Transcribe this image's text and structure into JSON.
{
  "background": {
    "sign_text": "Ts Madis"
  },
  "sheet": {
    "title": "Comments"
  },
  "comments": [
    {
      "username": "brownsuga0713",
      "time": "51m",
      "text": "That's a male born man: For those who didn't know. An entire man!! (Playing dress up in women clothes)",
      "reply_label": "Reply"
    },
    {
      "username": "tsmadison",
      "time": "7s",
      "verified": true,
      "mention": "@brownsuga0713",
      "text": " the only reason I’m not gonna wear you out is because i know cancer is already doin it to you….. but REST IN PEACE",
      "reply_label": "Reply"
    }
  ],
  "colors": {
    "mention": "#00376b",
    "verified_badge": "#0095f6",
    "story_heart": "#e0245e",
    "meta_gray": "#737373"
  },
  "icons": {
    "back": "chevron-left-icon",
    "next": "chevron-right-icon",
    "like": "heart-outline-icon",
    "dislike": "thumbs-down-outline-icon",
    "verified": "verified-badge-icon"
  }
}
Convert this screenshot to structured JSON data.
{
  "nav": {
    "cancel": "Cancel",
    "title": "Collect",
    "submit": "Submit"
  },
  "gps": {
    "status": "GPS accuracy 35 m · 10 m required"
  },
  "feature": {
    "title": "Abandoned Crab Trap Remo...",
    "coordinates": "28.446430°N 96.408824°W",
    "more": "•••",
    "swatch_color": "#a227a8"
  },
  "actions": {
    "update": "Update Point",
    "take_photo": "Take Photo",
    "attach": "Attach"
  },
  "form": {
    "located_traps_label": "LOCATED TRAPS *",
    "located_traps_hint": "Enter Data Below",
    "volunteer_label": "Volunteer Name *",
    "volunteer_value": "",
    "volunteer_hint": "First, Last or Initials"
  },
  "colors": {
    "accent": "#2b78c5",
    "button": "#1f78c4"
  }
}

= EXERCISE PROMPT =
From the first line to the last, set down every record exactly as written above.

= REPLY TO THE EXERCISE =
Transcribe this image's text and structure into JSON.
{
  "background": {
    "sign_text": "Ts Madis"
  },
  "sheet": {
    "title": "Comments"
  },
  "comments": [
    {
      "username": "brownsuga0713",
      "time": "51m",
      "text": "That's a male born man: For those who didn't know. An entire man!! (Playing dress up in women clothes)",
      "reply_label": "Reply"
    },
    {
      "username": "tsmadison",
      "time": "7s",
      "verified": true,
      "mention": "@brownsuga0713",
      "text": " the only reason I’m not gonna wear you out is because i know cancer is already doin it to you….. but REST IN PEACE",
      "reply_label": "Reply"
    }
  ],
  "colors": {
    "mention": "#00376b",
    "verified_badge": "#0095f6",
    "story_heart": "#e0245e",
    "meta_gray": "#737373"
  },
  "icons": {
    "back": "chevron-left-icon",
    "next": "chevron-right-icon",
    "like": "heart-outline-icon",
    "dislike": "thumbs-down-outline-icon",
    "verified": "verified-badge-icon"
  }
}
Convert this screenshot to structured JSON data.
{
  "nav": {
    "cancel": "Cancel",
    "title": "Collect",
    "submit": "Submit"
  },
  "gps": {
    "status": "GPS accuracy 35 m · 10 m required"
  },
  "feature": {
    "title": "Abandoned Crab Trap Remo...",
    "coordinates": "28.446430°N 96.408824°W",
    "more": "•••",
    "swatch_color": "#a227a8"
  },
  "actions": {
    "update": "Update Point",
    "take_photo": "Take Photo",
    "attach": "Attach"
  },
  "form": {
    "located_traps_label": "LOCATED TRAPS *",
    "located_traps_hint": "Enter Data Below",
    "volunteer_label": "Volunteer Name *",
    "volunteer_value": "",
    "volunteer_hint": "First, Last or Initials"
  },
  "colors": {
    "accent": "#2b78c5",
    "button": "#1f78c4"
  }
}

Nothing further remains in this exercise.